Top of Dataset entries

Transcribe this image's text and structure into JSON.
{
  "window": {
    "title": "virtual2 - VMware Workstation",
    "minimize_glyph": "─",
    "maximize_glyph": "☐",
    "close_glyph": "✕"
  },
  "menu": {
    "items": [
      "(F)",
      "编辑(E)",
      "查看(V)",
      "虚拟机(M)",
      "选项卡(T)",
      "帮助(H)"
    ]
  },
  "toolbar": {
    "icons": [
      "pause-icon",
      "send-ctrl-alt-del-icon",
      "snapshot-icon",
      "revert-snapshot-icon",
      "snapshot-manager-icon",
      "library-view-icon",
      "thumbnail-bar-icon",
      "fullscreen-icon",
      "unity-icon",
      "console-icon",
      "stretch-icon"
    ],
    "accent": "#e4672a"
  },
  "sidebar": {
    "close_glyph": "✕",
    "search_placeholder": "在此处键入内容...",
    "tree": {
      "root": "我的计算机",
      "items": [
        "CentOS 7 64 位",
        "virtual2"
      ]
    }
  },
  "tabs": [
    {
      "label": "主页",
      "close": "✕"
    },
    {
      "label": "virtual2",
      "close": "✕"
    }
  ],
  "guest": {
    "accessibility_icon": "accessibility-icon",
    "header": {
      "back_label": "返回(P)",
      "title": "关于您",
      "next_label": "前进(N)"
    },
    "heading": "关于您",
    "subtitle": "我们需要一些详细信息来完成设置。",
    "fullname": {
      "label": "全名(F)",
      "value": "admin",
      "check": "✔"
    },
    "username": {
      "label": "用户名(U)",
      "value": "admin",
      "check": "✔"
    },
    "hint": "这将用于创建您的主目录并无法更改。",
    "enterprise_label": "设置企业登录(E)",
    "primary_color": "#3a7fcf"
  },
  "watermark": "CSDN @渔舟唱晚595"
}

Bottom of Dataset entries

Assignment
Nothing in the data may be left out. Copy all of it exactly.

Answer
Transcribe this image's text and structure into JSON.
{
  "window": {
    "title": "virtual2 - VMware Workstation",
    "minimize_glyph": "─",
    "maximize_glyph": "☐",
    "close_glyph": "✕"
  },
  "menu": {
    "items": [
      "(F)",
      "编辑(E)",
      "查看(V)",
      "虚拟机(M)",
      "选项卡(T)",
      "帮助(H)"
    ]
  },
  "toolbar": {
    "icons": [
      "pause-icon",
      "send-ctrl-alt-del-icon",
      "snapshot-icon",
      "revert-snapshot-icon",
      "snapshot-manager-icon",
      "library-view-icon",
      "thumbnail-bar-icon",
      "fullscreen-icon",
      "unity-icon",
      "console-icon",
      "stretch-icon"
    ],
    "accent": "#e4672a"
  },
  "sidebar": {
    "close_glyph": "✕",
    "search_placeholder": "在此处键入内容...",
    "tree": {
      "root": "我的计算机",
      "items": [
        "CentOS 7 64 位",
        "virtual2"
      ]
    }
  },
  "tabs": [
    {
      "label": "主页",
      "close": "✕"
    },
    {
      "label": "virtual2",
      "close": "✕"
    }
  ],
  "guest": {
    "accessibility_icon": "accessibility-icon",
    "header": {
      "back_label": "返回(P)",
      "title": "关于您",
      "next_label": "前进(N)"
    },
    "heading": "关于您",
    "subtitle": "我们需要一些详细信息来完成设置。",
    "fullname": {
      "label": "全名(F)",
      "value": "admin",
      "check": "✔"
    },
    "username": {
      "label": "用户名(U)",
      "value": "admin",
      "check": "✔"
    },
    "hint": "这将用于创建您的主目录并无法更改。",
    "enterprise_label": "设置企业登录(E)",
    "primary_color": "#3a7fcf"
  },
  "watermark": "CSDN @渔舟唱晚595"
}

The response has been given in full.